If the price were right for Landeskog it would make all the sense in the world for the Bruins to deal him, but it’s a giant honking red flag that Colorado is looking to unload a player like him that’s signed for a reasonable $5.5 million price tag over the next four seasons. Teams don’t trade young players like that with term unless there’s more to the story, and that’s something the Bruins would do well to consider before giving up a player that could be a top-4 shutdown defenseman in Boston for the next 10 years.

Teams like the Bruins that are in reloading mode also shouldn’t be trading 20-year-old players for 24-year-old players that have already cashed in on their second contract. That’s exactly how the Bruins can get right back into salary cap trouble, and do it with a team that’s producing far less than the Peter Chiarelli groups that were at least still making the playoffs.  

Certainly the Bruins have other young D-men like Charlie McAvoy, Jakub Zboril and Jeremy Lauzon coming down the pipeline, but none of those defensemen are in the mold of a true shutdown D like the 6-foot-5 Carlo. With Zdeno Chara in the final few years of his career with the Black and Gold, the B’s are going to need Carlo to slide into that defensive stopper role given his size, strength, wing span and willingness to do the dirty work the D-zone.

That goes beyond the simple fact that rebuilding the back end with ALL of those young stud D-men is the best way to actually build the Bruins back up into a legitimate Eastern Conference power. 

It would be a giant mistake for the Bruins to ship away a player like Carlo with the hope Landeskog can put Boston over the hump for the playoffs this season, and perhaps ease some of the intense pressure currently weighing on Sweeney and Neely.

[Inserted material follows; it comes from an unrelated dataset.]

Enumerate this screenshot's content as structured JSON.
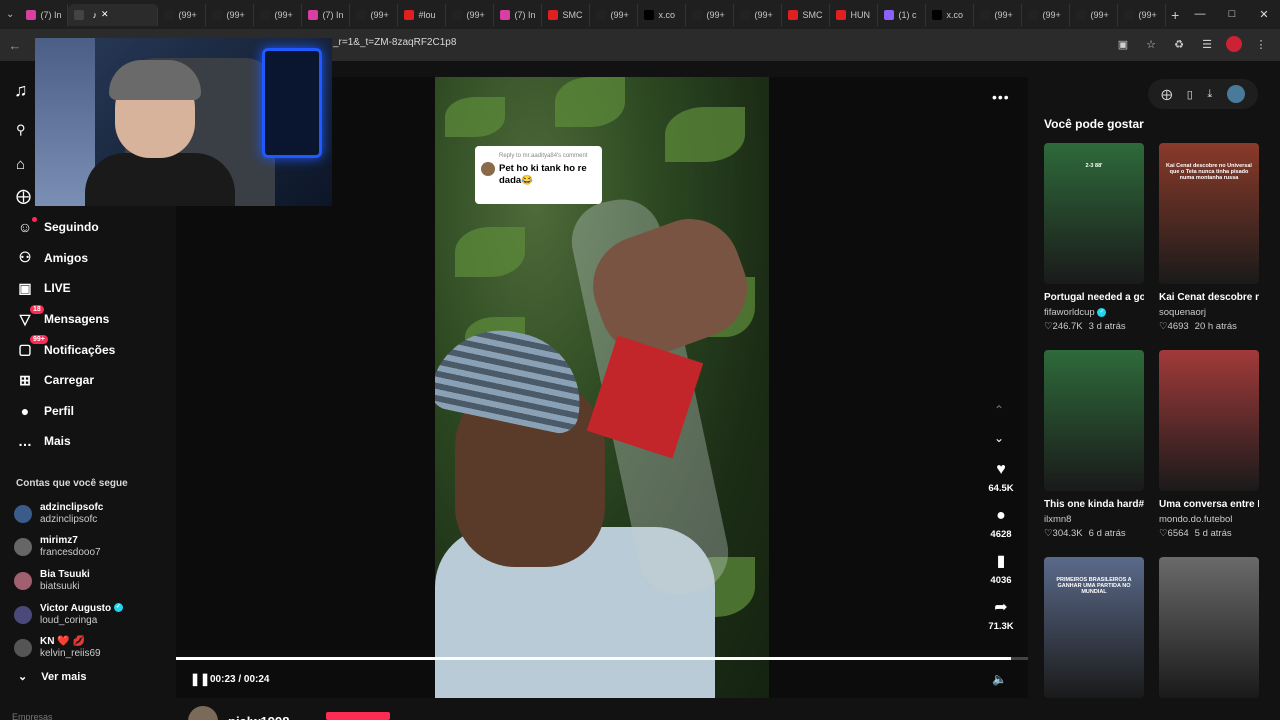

That kind of desperate move smacks of doing it for all of the wrong reasons, and that’s one way to ensure that the Bruins will never escape the web of mediocrity that they’re currently caught in.